**What the exercise asks**
Each entry must come back word for word; drop the images as you go.

*** Opening of Available data ***

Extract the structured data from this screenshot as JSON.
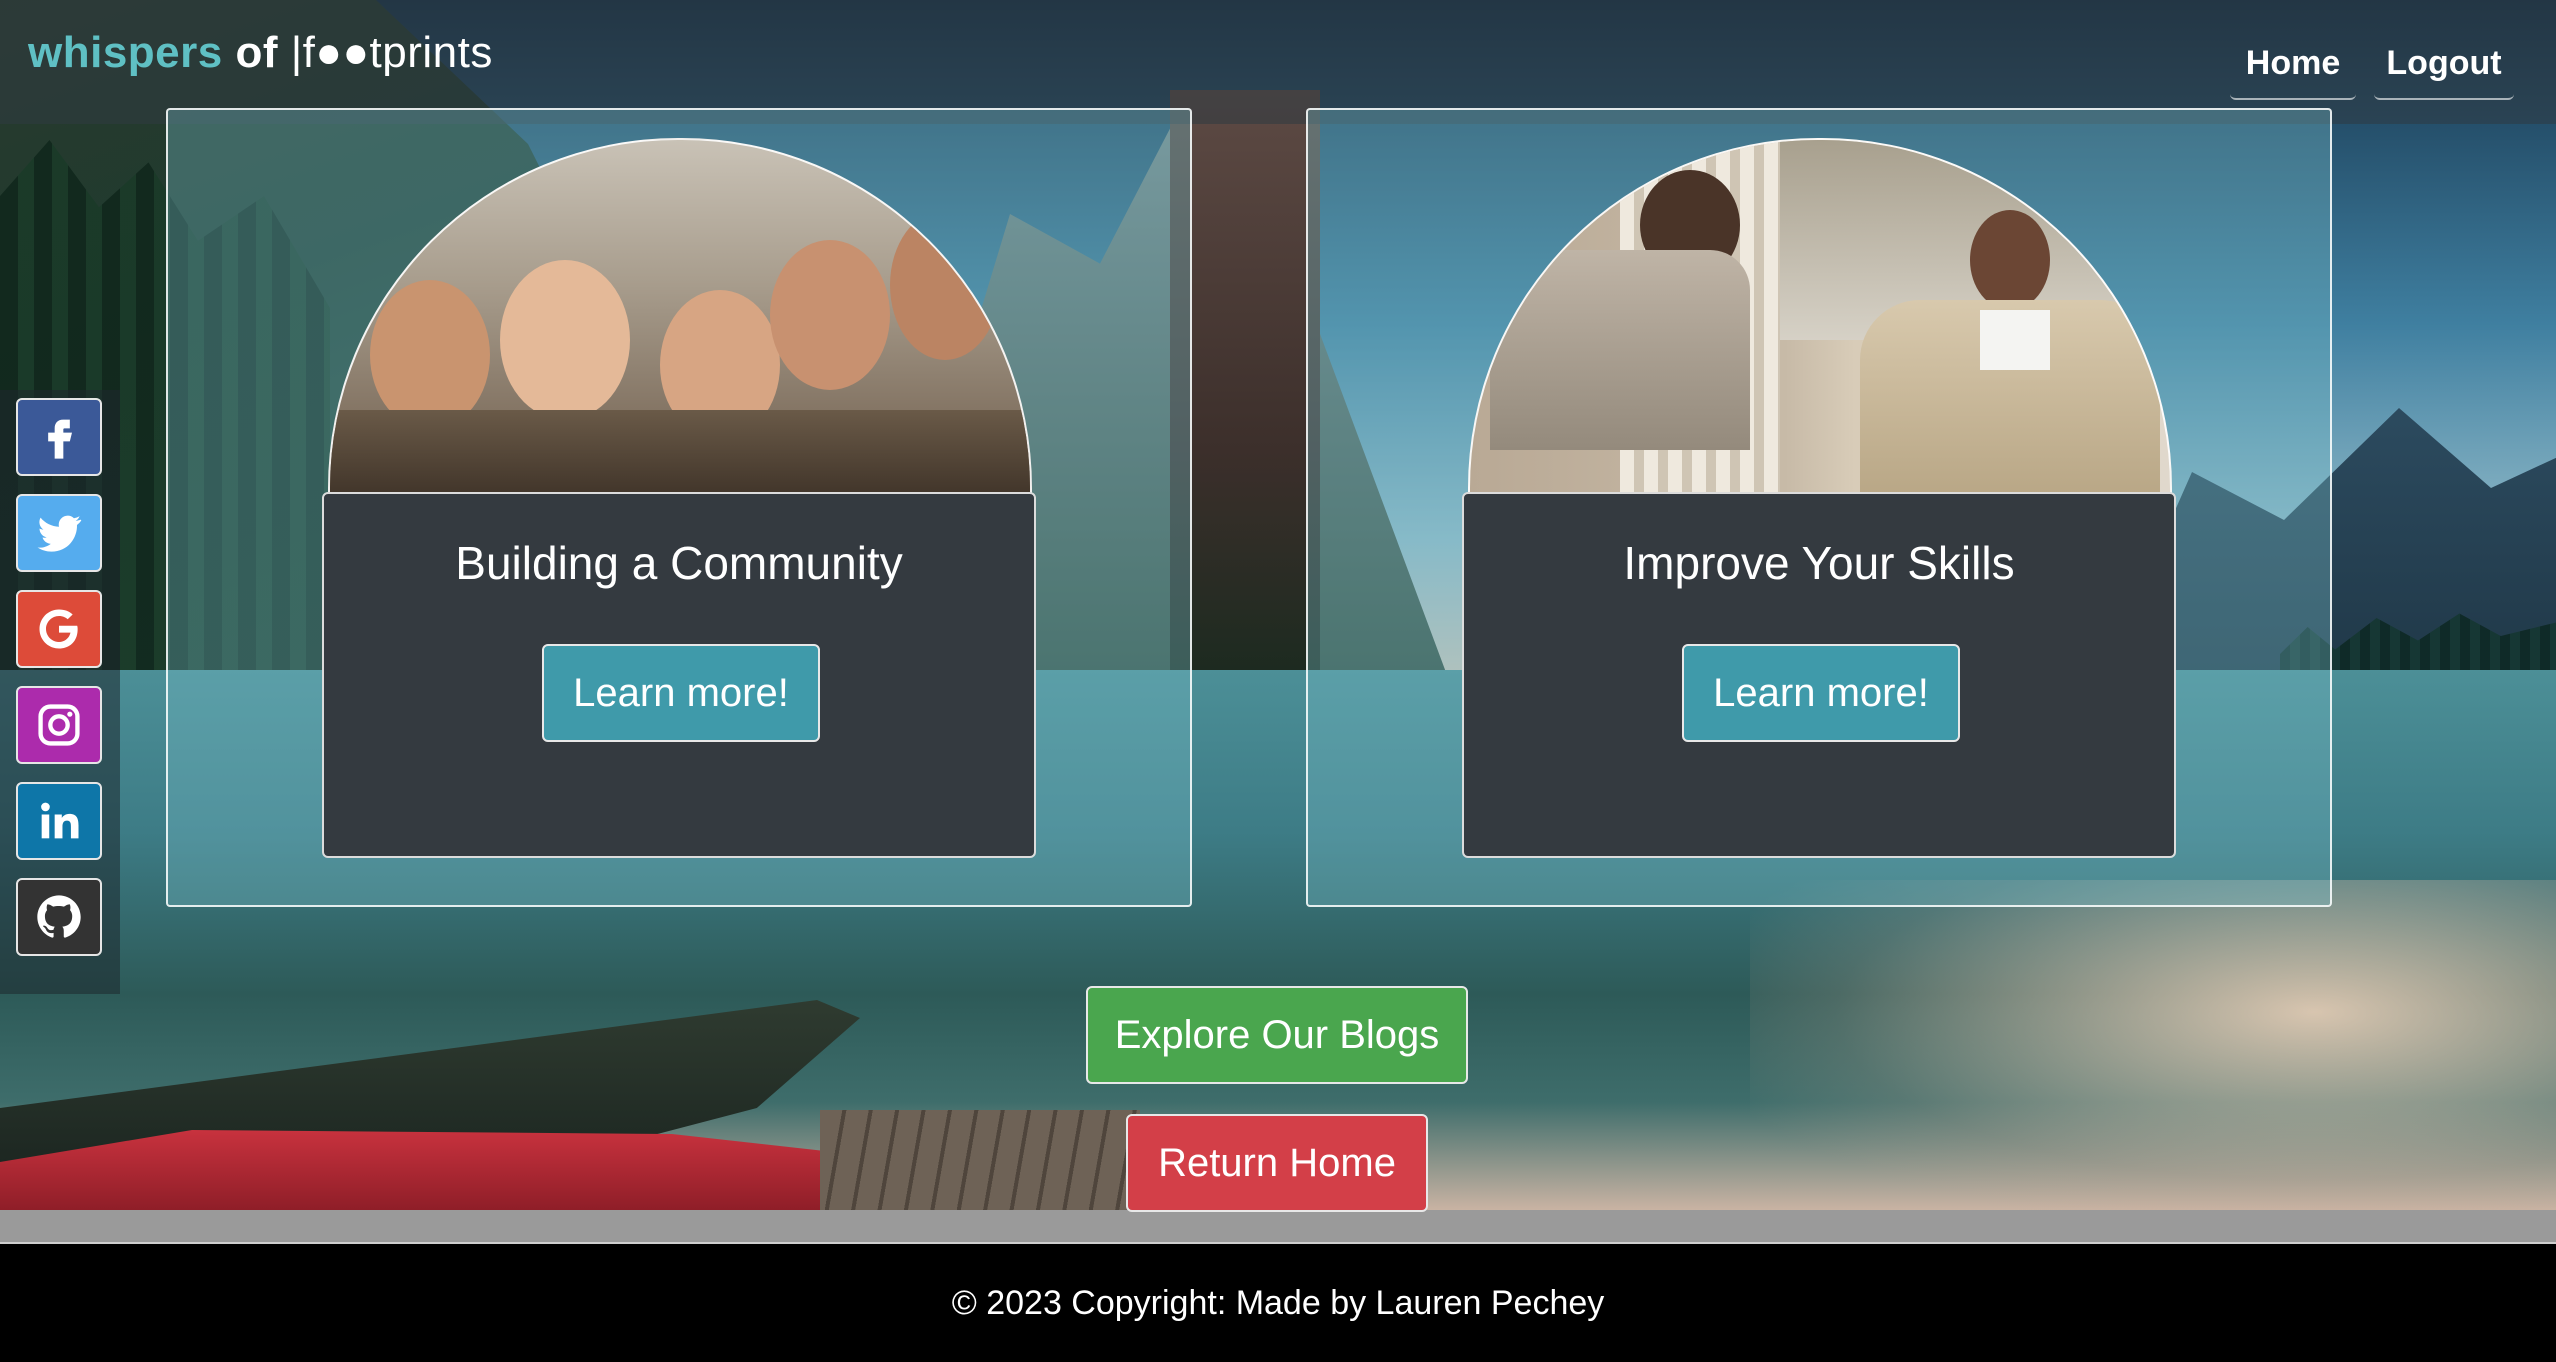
{
  "brand": {
    "part1": "whispers",
    "part2": " of ",
    "part3": "|f●●tprints"
  },
  "nav": {
    "home": "Home",
    "logout": "Logout"
  },
  "social": [
    "facebook",
    "twitter",
    "google",
    "instagram",
    "linkedin",
    "github"
  ],
  "features": [
    {
      "title": "Building a Community",
      "button": "Learn more!"
    },
    {
      "title": "Improve Your Skills",
      "button": "Learn more!"
    }
  ],
  "actions": {
    "explore": "Explore Our Blogs",
    "return": "Return Home"
  },
  "footer": {
    "text": "© 2023 Copyright: Made by Lauren Pechey"
  },
  "colors": {
    "brand_accent": "#5fc0c4",
    "learn_btn": "#3f9aaa",
    "explore_btn": "#4aa64e",
    "return_btn": "#d33f48",
    "card": "#343a40"
  }
}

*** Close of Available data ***

**Task solution**
Extract the structured data from this screenshot as JSON.
{
  "brand": {
    "part1": "whispers",
    "part2": " of ",
    "part3": "|f●●tprints"
  },
  "nav": {
    "home": "Home",
    "logout": "Logout"
  },
  "social": [
    "facebook",
    "twitter",
    "google",
    "instagram",
    "linkedin",
    "github"
  ],
  "features": [
    {
      "title": "Building a Community",
      "button": "Learn more!"
    },
    {
      "title": "Improve Your Skills",
      "button": "Learn more!"
    }
  ],
  "actions": {
    "explore": "Explore Our Blogs",
    "return": "Return Home"
  },
  "footer": {
    "text": "© 2023 Copyright: Made by Lauren Pechey"
  },
  "colors": {
    "brand_accent": "#5fc0c4",
    "learn_btn": "#3f9aaa",
    "explore_btn": "#4aa64e",
    "return_btn": "#d33f48",
    "card": "#343a40"
  }
}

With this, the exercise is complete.